> Problem
Output all the data exactly. Pictures do not belong in the copy.

> Data supplied
- - - - -
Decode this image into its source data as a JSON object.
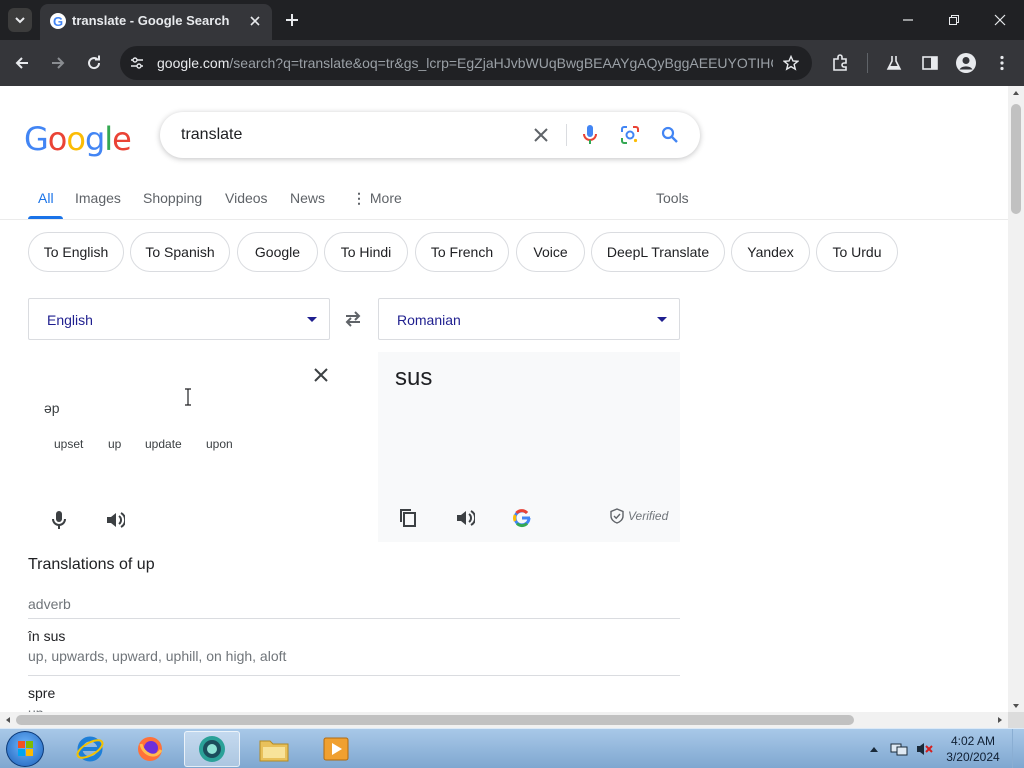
{
  "browser": {
    "tab_title": "translate - Google Search",
    "url_host": "google.com",
    "url_rest": "/search?q=translate&oq=tr&gs_lcrp=EgZjaHJvbWUqBwgBEAAYgAQyBggAEEUYOTIHC..."
  },
  "search": {
    "logo": "Google",
    "query": "translate"
  },
  "search_tabs": [
    {
      "label": "All"
    },
    {
      "label": "Images"
    },
    {
      "label": "Shopping"
    },
    {
      "label": "Videos"
    },
    {
      "label": "News"
    },
    {
      "label": "More"
    },
    {
      "label": "Tools"
    }
  ],
  "chips": [
    {
      "label": "To English"
    },
    {
      "label": "To Spanish"
    },
    {
      "label": "Google"
    },
    {
      "label": "To Hindi"
    },
    {
      "label": "To French"
    },
    {
      "label": "Voice"
    },
    {
      "label": "DeepL Translate"
    },
    {
      "label": "Yandex"
    },
    {
      "label": "To Urdu"
    }
  ],
  "translator": {
    "source_lang": "English",
    "target_lang": "Romanian",
    "phonetic": "əp",
    "suggestions": [
      "upset",
      "up",
      "update",
      "upon"
    ],
    "target_text": "sus",
    "verified_label": "Verified"
  },
  "translations": {
    "heading": "Translations of up",
    "part_of_speech": "adverb",
    "entries": [
      {
        "word": "în sus",
        "synonyms": "up, upwards, upward, uphill, on high, aloft"
      },
      {
        "word": "spre",
        "synonyms": "up"
      }
    ]
  },
  "taskbar": {
    "time": "4:02 AM",
    "date": "3/20/2024"
  },
  "colors": {
    "accent_blue": "#1a73e8",
    "chrome_dark": "#202124",
    "toolbar": "#35363a"
  }
}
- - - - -
> Output of the task
Decode this image into its source data as a JSON object.
{
  "browser": {
    "tab_title": "translate - Google Search",
    "url_host": "google.com",
    "url_rest": "/search?q=translate&oq=tr&gs_lcrp=EgZjaHJvbWUqBwgBEAAYgAQyBggAEEUYOTIHC..."
  },
  "search": {
    "logo": "Google",
    "query": "translate"
  },
  "search_tabs": [
    {
      "label": "All"
    },
    {
      "label": "Images"
    },
    {
      "label": "Shopping"
    },
    {
      "label": "Videos"
    },
    {
      "label": "News"
    },
    {
      "label": "More"
    },
    {
      "label": "Tools"
    }
  ],
  "chips": [
    {
      "label": "To English"
    },
    {
      "label": "To Spanish"
    },
    {
      "label": "Google"
    },
    {
      "label": "To Hindi"
    },
    {
      "label": "To French"
    },
    {
      "label": "Voice"
    },
    {
      "label": "DeepL Translate"
    },
    {
      "label": "Yandex"
    },
    {
      "label": "To Urdu"
    }
  ],
  "translator": {
    "source_lang": "English",
    "target_lang": "Romanian",
    "phonetic": "əp",
    "suggestions": [
      "upset",
      "up",
      "update",
      "upon"
    ],
    "target_text": "sus",
    "verified_label": "Verified"
  },
  "translations": {
    "heading": "Translations of up",
    "part_of_speech": "adverb",
    "entries": [
      {
        "word": "în sus",
        "synonyms": "up, upwards, upward, uphill, on high, aloft"
      },
      {
        "word": "spre",
        "synonyms": "up"
      }
    ]
  },
  "taskbar": {
    "time": "4:02 AM",
    "date": "3/20/2024"
  },
  "colors": {
    "accent_blue": "#1a73e8",
    "chrome_dark": "#202124",
    "toolbar": "#35363a"
  }
}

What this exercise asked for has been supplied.